UPDATE: Strasburg signed: 4 years, $15.67 million. That’s a bargain, and ultimately why MLB has a draft.
It’s not everyday that No. 1 picks in the baseball draft become big news two months after the fact, yet here we are: If Stephen StrasbUrg doesn’t sign with the Washington Nationals at midnight tonight, the team loses his rights, but then will also be ineligible to draft him again in 2010. And it’s getting pretty GD tense.
If I were the Nationals, who have already put a record-setting deal on the table for Stephen Strasburg, I wouldn’t offer more than $16 million. That’s 50 percent more than any pitcher in the baseball draft has ever gotten — Mark Prior’s $10.5 million deal in 2001. A 21-year-old who has never faced a professional hitter isn’t worth more than that. The top contract in 2008 was only $6 million. –Tom Boswell.
StrasbUrg’s deal obviously has big ramifications for No. 2 pick Dustin Ackley, but also for subsequent players in future drafts. Some people are pointing the finger at Strasburg’s agent, Scott Boras.
If I were Scott Boras, Strasburg’s agent, I wouldn’t accept less than $22 million. That would double the biggest contract in the history of the draft ($10.8 million for Mark Teixeira). When the Rangers paid Teixeira in 2001, baseball’s total revenues were $3.7 billion. Now they are $6.5 billion, dead even with the NFL. Prices go up. Proportionally, Teixiera’s number now would be $19 million. And, as a power pitcher, Strasburg could someday become more of an October game-changer than any hitter. In fact, Boras might justifiably want even more. He believes deeply, not just as a ploy but also on principle, that American amateur-draft players, with no union behind them, have been shafted for decades. This is his chance, maybe the best ever, to redefine a market full of fixed prices. –Boswell.
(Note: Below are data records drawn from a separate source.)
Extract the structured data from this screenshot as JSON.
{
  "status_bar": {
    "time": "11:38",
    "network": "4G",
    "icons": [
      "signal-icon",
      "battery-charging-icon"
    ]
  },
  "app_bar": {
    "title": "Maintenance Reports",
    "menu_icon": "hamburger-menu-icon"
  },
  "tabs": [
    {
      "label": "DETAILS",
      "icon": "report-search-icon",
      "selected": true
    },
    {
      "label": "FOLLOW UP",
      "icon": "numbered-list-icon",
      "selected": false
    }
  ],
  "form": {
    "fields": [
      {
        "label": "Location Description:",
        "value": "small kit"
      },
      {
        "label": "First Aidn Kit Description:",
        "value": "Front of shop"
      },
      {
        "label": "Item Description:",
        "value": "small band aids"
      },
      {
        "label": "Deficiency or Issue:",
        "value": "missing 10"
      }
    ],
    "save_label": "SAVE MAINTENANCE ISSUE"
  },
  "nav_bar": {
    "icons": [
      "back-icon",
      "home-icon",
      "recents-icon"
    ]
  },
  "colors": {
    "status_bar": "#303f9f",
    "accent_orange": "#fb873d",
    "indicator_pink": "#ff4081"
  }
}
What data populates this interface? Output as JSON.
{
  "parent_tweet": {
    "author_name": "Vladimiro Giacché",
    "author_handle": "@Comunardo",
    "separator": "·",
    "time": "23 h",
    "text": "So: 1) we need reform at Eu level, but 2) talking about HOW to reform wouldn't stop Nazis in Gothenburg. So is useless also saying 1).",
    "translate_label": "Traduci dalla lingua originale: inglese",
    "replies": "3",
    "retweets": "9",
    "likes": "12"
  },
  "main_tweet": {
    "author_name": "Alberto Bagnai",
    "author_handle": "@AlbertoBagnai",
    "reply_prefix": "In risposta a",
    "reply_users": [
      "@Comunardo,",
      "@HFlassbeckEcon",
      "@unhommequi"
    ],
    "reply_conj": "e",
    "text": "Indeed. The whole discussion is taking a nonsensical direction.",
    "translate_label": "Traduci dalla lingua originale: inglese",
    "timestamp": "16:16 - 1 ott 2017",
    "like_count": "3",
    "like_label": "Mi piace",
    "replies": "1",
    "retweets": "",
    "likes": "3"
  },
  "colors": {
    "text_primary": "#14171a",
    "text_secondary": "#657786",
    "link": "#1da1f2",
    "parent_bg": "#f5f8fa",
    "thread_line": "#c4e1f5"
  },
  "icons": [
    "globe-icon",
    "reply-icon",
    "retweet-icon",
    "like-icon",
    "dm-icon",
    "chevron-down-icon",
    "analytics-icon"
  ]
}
Works for me. Teams like their players shiny and new, and if they also like them cheap, then the Nats will have to take a stand and basically toss their No. 1 pick back into the pond, and wave goodbye. Personally, I hate the baseball draft; it doesn’t include international players and it’s too damn long for any reasonable fan to follow. But this matchup of zealous superagent vs. stodgy big-market franchise fascinates me. It’s like watching a robot trying to engage in carnal relations with a whale. But, you know, more baseball-y than that.